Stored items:

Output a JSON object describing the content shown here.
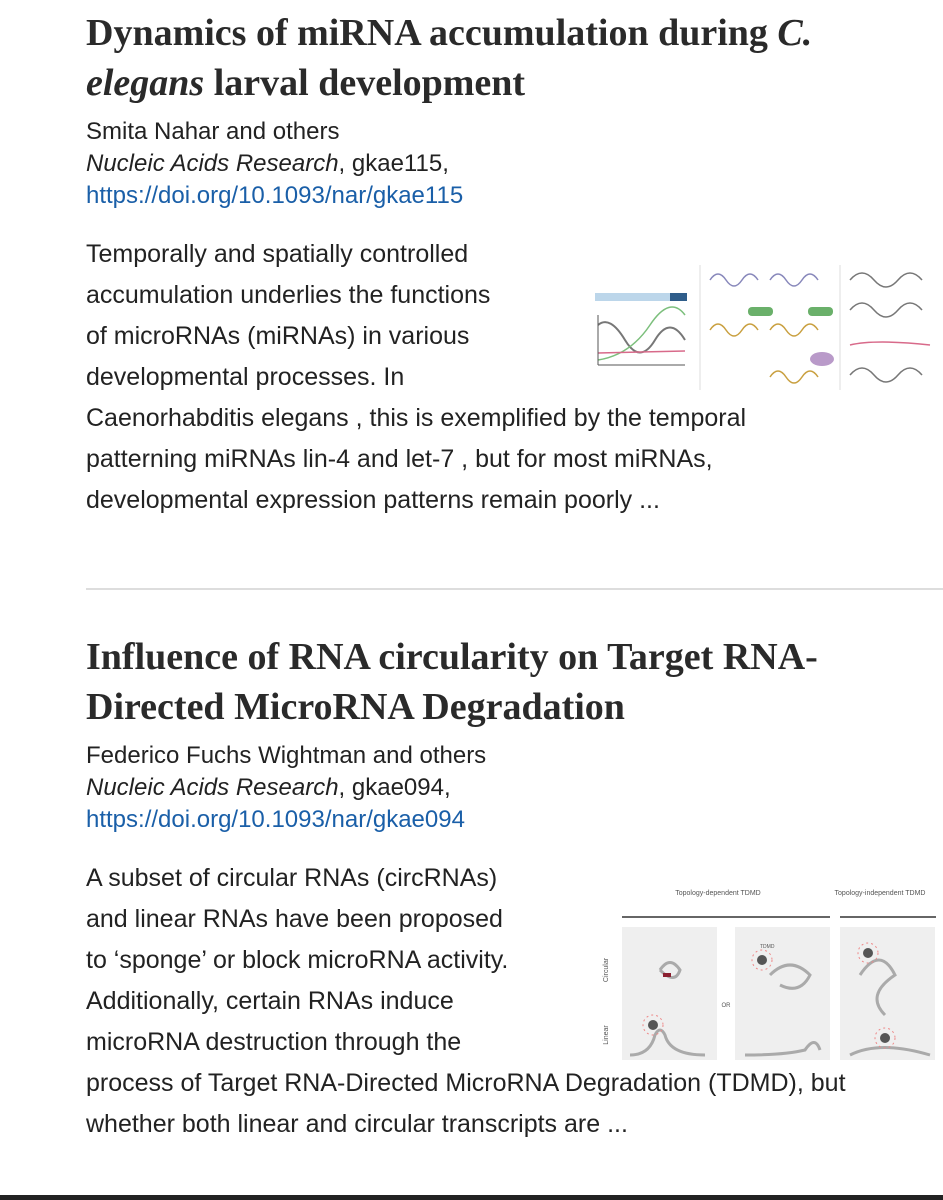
{
  "articles": [
    {
      "title_lines": [
        "Dynamics of miRNA accumulation during C.",
        "elegans larval development"
      ],
      "title_italic_parts": [
        "C.",
        "elegans"
      ],
      "authors": "Smita Nahar and others",
      "journal": "Nucleic Acids Research",
      "article_id": ", gkae115,",
      "doi": "https://doi.org/10.1093/nar/gkae115",
      "abstract_lines": [
        "Temporally and spatially controlled",
        "accumulation underlies the functions",
        "of microRNAs (miRNAs) in various",
        "developmental processes. In",
        "Caenorhabditis elegans , this is exemplified by the temporal",
        "patterning miRNAs lin-4 and let-7 , but for most miRNAs,",
        "developmental expression patterns remain poorly ..."
      ]
    },
    {
      "title_lines": [
        "Influence of RNA circularity on Target RNA-",
        "Directed MicroRNA Degradation"
      ],
      "authors": "Federico Fuchs Wightman and others",
      "journal": "Nucleic Acids Research",
      "article_id": ", gkae094,",
      "doi": "https://doi.org/10.1093/nar/gkae094",
      "abstract_lines": [
        "A subset of circular RNAs (circRNAs)",
        "and linear RNAs have been proposed",
        "to ‘sponge’ or block microRNA activity.",
        "Additionally, certain RNAs induce",
        "microRNA destruction through the",
        "process of Target RNA-Directed MicroRNA Degradation (TDMD), but",
        "whether both linear and circular transcripts are ..."
      ],
      "figure": {
        "header_left": "Topology-dependent TDMD",
        "header_right": "Topology-independent TDMD",
        "row_circular": "Circular",
        "row_linear": "Linear",
        "or_label": "OR",
        "tdmd_label": "TDMD"
      }
    }
  ],
  "colors": {
    "link": "#1a5fa8",
    "text": "#222222"
  }
}
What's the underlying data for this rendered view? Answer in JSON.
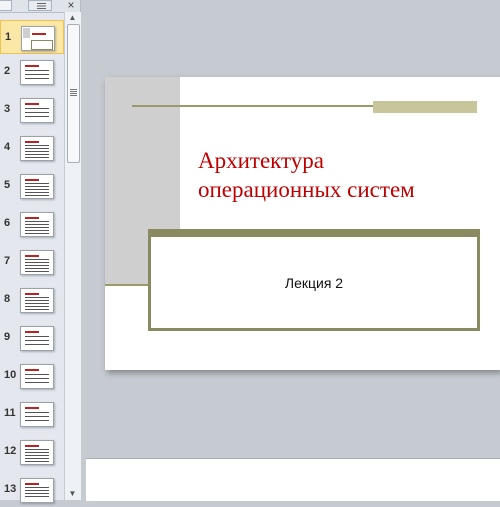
{
  "slides_panel": {
    "close_label": "×",
    "slide_numbers": [
      "1",
      "2",
      "3",
      "4",
      "5",
      "6",
      "7",
      "8",
      "9",
      "10",
      "11",
      "12",
      "13"
    ],
    "selected_slide": "1"
  },
  "slide": {
    "title_line1": "Архитектура",
    "title_line2": "операционных систем",
    "subtitle": "Лекция 2"
  },
  "colors": {
    "title": "#c00000",
    "accent": "#8a8a60",
    "selection": "#fbe7a6"
  }
}
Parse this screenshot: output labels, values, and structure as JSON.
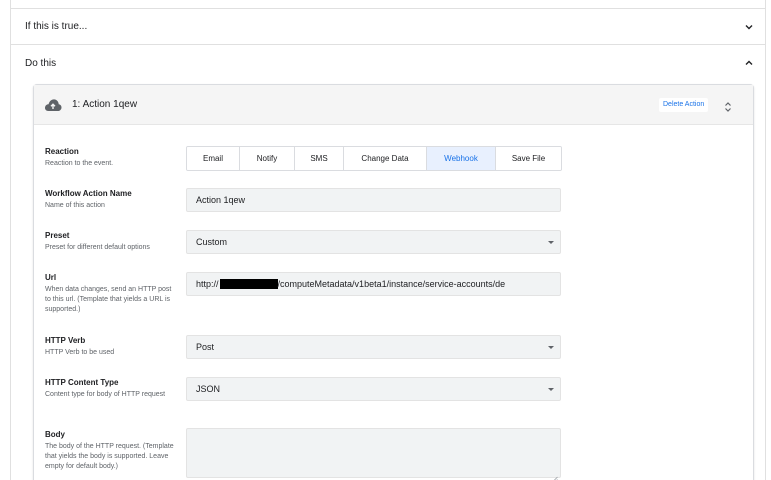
{
  "conditions": {
    "label": "If this is true..."
  },
  "actions_section": {
    "label": "Do this"
  },
  "action_card": {
    "title": "1: Action 1qew",
    "delete_label": "Delete Action"
  },
  "reaction": {
    "label": "Reaction",
    "help": "Reaction to the event.",
    "options": [
      "Email",
      "Notify",
      "SMS",
      "Change Data",
      "Webhook",
      "Save File"
    ],
    "selected": "Webhook"
  },
  "workflow_action_name": {
    "label": "Workflow Action Name",
    "help": "Name of this action",
    "value": "Action 1qew"
  },
  "preset": {
    "label": "Preset",
    "help": "Preset for different default options",
    "value": "Custom"
  },
  "url": {
    "label": "Url",
    "help": "When data changes, send an HTTP post to this url. (Template that yields a URL is supported.)",
    "value_prefix": "http://",
    "value_suffix": "/computeMetadata/v1beta1/instance/service-accounts/de"
  },
  "http_verb": {
    "label": "HTTP Verb",
    "help": "HTTP Verb to be used",
    "value": "Post"
  },
  "http_content_type": {
    "label": "HTTP Content Type",
    "help": "Content type for body of HTTP request",
    "value": "JSON"
  },
  "body": {
    "label": "Body",
    "help": "The body of the HTTP request. (Template that yields the body is supported. Leave empty for default body.)",
    "value": ""
  },
  "colors": {
    "accent": "#1a73e8",
    "selected_bg": "#e8f0fe",
    "input_bg": "#f1f3f4"
  },
  "icons": [
    "chevron-down-icon",
    "chevron-up-icon",
    "cloud-upload-icon",
    "unfold-icon",
    "dropdown-arrow-icon",
    "resize-grip-icon"
  ]
}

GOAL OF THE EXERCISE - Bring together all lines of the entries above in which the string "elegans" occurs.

SOLUTION FOR THIS EXERCISE -
        "elegans larval development"
        "elegans"
        "Caenorhabditis elegans , this is exemplified by the temporal",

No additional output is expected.